Sonntag, 16. August 2009
I must down to the seas again, to the lonely sea and the sky,
And all I ask is a sea-lodge and a star to look down shy,
And the wind's kick and the wind's song and the white flag's shaking,
And a grey mist on the sea's face, and a grey dawn breaking.
I must down to the seas again, for the call of the running tide
Is a wild call and a clear call that may not be denied;
And all I ask is a windy day with the white clouds flying,
And the flung spray and the blown spume, and the sea-gulls crying.
I must down to the seas again, to the vagrant gypsy life,
To the gull's way and the whale's way where the wind's like a whetted knife;
And all I ask is a merry yarn from a laughing fellow-rover
And quiet sleep and a sweet dream when the long trick's over.

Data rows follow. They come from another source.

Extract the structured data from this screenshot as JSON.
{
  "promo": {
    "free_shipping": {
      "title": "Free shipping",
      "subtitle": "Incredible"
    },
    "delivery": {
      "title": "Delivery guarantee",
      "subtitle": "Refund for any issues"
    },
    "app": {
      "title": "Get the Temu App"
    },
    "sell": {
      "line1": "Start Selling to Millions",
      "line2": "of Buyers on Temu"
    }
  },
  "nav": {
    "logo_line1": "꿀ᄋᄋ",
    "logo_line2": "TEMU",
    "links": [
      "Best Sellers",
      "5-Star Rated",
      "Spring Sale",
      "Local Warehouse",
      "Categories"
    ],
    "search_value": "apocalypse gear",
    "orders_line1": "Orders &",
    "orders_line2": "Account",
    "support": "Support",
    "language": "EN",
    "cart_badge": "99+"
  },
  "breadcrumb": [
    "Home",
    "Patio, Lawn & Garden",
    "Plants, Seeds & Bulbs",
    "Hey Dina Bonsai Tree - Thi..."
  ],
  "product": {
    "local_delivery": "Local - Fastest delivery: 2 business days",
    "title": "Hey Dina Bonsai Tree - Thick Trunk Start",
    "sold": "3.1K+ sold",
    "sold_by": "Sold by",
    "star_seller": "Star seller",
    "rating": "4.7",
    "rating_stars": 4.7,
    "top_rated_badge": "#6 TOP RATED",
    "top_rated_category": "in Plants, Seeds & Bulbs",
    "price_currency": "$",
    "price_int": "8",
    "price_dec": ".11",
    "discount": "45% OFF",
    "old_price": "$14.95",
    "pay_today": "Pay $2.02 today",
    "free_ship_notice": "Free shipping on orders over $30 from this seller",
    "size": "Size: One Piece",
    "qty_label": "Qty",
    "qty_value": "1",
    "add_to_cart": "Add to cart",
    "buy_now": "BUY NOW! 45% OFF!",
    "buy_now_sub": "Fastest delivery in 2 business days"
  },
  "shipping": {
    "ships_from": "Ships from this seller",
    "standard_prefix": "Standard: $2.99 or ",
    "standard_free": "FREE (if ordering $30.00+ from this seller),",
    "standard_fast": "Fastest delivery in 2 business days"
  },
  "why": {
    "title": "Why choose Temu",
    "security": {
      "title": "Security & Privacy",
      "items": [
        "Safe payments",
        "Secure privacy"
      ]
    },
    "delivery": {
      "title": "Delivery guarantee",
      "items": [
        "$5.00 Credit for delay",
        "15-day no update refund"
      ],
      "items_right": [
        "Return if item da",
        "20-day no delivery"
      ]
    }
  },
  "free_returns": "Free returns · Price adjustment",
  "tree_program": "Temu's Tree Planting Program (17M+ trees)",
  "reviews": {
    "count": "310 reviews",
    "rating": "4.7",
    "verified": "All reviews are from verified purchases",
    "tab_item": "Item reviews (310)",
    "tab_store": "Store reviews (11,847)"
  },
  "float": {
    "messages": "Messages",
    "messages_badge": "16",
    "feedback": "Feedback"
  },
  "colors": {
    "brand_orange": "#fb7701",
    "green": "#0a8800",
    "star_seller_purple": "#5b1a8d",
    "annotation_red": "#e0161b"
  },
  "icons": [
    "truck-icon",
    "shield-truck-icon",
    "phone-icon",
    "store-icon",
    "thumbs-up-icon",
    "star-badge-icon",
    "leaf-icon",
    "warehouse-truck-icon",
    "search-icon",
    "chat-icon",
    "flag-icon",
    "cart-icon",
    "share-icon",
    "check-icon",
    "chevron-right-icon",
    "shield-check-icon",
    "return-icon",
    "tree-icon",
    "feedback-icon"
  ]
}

By John Masefield (1878-1967, English Poet Laureate 1930-1967)
(Ich habe die erste Strophe etwas verändert)